(Extracted data entries)

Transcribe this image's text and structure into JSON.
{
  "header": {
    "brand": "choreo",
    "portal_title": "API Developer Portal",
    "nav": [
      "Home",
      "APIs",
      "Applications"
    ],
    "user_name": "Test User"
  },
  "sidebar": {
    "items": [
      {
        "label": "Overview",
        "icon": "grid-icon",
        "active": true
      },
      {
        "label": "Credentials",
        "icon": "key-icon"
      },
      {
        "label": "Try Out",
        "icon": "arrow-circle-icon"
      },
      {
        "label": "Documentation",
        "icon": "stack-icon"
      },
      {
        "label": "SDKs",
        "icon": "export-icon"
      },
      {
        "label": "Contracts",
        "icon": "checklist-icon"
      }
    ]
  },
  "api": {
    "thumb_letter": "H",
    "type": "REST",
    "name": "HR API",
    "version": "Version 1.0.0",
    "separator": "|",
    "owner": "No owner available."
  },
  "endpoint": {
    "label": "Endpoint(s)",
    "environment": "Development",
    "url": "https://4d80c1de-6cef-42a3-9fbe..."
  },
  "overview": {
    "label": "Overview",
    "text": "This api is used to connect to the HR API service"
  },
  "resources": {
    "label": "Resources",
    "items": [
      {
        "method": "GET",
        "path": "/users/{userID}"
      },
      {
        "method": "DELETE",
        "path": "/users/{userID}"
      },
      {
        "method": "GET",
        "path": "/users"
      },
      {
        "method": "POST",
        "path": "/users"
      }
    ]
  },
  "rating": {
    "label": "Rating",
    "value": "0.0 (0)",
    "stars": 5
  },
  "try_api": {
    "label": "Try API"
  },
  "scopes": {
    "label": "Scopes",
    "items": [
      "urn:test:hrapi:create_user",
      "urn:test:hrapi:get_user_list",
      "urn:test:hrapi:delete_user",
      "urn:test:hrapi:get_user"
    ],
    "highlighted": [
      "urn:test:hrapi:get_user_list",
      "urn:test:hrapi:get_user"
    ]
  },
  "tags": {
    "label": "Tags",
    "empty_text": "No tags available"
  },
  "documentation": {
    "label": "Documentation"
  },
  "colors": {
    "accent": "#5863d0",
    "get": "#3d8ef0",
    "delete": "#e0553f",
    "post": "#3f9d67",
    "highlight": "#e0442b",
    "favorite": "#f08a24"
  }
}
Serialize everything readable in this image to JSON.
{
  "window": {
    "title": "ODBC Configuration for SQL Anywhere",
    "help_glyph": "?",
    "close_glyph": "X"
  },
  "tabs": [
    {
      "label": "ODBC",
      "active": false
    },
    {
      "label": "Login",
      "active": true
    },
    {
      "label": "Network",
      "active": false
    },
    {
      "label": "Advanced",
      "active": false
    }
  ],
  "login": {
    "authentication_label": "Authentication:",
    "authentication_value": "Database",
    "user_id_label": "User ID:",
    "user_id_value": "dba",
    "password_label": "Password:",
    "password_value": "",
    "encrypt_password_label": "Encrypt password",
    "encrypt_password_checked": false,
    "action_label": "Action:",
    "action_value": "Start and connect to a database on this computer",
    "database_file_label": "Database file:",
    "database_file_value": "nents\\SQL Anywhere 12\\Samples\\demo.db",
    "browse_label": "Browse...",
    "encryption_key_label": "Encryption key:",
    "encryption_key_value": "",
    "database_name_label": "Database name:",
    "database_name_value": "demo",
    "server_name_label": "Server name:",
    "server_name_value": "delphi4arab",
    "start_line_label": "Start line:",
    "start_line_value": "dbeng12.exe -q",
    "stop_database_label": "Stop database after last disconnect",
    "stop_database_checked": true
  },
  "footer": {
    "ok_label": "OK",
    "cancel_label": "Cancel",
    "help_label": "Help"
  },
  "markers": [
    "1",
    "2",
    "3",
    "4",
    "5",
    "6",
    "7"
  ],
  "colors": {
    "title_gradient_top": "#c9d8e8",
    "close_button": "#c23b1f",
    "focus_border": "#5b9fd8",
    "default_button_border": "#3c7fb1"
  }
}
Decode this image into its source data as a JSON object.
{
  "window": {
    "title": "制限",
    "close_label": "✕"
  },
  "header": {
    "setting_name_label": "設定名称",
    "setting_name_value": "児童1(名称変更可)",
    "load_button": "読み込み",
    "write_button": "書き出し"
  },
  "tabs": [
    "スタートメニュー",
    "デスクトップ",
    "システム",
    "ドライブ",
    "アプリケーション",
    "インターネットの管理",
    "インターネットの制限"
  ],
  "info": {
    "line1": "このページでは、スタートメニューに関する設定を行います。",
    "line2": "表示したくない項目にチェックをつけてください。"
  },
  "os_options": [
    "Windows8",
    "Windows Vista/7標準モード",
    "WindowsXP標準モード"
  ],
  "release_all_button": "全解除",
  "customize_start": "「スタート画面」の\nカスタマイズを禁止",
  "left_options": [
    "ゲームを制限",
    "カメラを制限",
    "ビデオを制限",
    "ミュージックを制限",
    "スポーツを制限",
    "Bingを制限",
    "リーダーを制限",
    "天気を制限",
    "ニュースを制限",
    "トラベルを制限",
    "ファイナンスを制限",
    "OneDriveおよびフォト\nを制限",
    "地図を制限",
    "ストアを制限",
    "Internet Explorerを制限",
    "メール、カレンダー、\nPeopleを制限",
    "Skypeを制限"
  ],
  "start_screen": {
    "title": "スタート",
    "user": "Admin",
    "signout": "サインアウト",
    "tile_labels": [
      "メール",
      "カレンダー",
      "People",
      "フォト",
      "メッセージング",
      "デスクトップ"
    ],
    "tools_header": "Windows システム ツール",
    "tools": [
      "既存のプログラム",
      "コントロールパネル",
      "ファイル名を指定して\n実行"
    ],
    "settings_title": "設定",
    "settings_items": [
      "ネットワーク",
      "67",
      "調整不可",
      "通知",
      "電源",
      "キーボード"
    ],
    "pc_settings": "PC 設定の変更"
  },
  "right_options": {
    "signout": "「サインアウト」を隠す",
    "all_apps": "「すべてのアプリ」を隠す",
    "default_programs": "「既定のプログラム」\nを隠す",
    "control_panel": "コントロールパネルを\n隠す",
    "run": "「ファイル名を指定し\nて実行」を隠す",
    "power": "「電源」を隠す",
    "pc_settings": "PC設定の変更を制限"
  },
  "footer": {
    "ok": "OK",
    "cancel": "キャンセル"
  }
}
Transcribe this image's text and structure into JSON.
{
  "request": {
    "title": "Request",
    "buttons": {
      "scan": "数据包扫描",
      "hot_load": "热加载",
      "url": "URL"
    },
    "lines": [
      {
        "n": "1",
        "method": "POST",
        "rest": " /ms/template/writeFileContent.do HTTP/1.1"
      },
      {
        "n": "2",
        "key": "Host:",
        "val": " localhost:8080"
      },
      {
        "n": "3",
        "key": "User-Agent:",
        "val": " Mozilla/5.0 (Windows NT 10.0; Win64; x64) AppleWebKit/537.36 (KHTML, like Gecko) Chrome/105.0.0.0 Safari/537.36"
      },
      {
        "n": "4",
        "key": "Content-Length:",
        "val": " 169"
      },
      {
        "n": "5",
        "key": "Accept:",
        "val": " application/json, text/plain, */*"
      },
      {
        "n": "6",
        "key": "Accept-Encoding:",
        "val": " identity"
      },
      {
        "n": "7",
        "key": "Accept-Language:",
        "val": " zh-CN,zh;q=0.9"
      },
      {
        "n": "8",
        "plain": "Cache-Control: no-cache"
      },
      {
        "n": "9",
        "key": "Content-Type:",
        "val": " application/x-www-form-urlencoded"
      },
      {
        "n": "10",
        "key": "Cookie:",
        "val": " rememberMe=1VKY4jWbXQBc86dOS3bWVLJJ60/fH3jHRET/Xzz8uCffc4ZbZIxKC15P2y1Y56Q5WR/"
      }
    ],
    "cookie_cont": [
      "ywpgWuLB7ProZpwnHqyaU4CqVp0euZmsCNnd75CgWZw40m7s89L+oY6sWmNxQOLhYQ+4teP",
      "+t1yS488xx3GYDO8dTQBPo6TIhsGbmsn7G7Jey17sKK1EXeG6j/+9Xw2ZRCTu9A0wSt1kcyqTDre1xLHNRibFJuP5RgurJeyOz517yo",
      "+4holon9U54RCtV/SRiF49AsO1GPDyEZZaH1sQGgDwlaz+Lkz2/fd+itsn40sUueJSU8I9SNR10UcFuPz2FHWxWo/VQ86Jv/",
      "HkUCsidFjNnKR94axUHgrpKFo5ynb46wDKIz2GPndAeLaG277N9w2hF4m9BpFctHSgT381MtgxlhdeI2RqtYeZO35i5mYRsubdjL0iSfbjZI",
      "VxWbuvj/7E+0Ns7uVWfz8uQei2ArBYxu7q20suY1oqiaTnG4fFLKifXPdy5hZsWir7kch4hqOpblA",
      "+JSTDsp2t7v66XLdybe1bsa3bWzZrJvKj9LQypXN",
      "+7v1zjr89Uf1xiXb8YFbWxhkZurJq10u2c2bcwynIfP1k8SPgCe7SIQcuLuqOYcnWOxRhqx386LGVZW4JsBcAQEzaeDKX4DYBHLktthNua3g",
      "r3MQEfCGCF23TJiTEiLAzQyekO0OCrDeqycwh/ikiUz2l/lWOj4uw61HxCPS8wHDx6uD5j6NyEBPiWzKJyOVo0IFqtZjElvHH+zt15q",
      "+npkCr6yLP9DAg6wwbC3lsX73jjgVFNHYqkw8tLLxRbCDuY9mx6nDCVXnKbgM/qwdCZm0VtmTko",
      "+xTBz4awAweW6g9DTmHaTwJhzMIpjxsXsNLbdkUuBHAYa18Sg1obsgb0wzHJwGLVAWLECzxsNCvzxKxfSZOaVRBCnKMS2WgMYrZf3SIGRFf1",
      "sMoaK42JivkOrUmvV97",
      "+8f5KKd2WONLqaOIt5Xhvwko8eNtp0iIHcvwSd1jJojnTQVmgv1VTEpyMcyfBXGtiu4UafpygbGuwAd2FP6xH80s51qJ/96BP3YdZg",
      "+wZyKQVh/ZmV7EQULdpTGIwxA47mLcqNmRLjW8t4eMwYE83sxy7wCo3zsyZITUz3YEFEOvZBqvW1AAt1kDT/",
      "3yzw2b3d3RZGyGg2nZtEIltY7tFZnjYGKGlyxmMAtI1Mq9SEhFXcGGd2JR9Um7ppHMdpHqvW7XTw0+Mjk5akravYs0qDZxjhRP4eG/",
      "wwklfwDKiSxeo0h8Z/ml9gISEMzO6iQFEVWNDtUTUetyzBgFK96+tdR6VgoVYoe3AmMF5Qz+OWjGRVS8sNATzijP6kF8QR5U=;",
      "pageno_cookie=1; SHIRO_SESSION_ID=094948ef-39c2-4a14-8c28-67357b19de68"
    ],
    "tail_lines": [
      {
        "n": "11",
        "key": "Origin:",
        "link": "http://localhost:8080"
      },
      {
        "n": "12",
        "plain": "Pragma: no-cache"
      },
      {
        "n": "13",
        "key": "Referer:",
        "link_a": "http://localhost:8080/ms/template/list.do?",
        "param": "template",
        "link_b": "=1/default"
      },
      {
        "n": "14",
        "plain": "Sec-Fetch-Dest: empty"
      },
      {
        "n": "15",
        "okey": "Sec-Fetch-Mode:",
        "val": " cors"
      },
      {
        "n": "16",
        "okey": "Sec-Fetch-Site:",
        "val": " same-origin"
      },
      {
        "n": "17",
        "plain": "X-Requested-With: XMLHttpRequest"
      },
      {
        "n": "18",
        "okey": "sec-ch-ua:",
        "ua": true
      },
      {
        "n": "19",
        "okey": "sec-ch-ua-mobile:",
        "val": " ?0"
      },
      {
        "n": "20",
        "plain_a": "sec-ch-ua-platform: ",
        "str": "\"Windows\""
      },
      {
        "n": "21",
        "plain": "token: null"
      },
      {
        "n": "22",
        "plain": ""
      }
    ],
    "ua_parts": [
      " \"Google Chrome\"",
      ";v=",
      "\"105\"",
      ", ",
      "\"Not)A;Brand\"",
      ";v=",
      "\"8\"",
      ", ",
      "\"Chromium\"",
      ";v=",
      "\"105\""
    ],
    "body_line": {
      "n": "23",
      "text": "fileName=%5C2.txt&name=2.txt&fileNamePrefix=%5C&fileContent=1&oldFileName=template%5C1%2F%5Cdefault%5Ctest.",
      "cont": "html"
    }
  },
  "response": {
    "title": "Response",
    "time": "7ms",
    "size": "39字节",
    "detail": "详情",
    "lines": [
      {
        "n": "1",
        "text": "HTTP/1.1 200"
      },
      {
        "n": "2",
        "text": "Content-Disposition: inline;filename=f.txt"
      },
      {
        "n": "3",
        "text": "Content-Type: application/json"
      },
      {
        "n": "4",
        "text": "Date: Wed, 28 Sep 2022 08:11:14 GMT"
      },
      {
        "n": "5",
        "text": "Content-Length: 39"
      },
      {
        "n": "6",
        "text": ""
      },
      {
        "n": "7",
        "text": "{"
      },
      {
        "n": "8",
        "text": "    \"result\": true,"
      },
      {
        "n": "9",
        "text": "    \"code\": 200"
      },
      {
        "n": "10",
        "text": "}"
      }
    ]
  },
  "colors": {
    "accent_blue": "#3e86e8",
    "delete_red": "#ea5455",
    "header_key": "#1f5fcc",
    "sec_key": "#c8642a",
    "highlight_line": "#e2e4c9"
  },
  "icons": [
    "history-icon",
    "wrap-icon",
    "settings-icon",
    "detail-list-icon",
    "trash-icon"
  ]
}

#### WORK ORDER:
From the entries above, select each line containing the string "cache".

#### ANSWER BOX:
        "plain": "Cache-Control: no-cache"
        "plain": "Pragma: no-cache"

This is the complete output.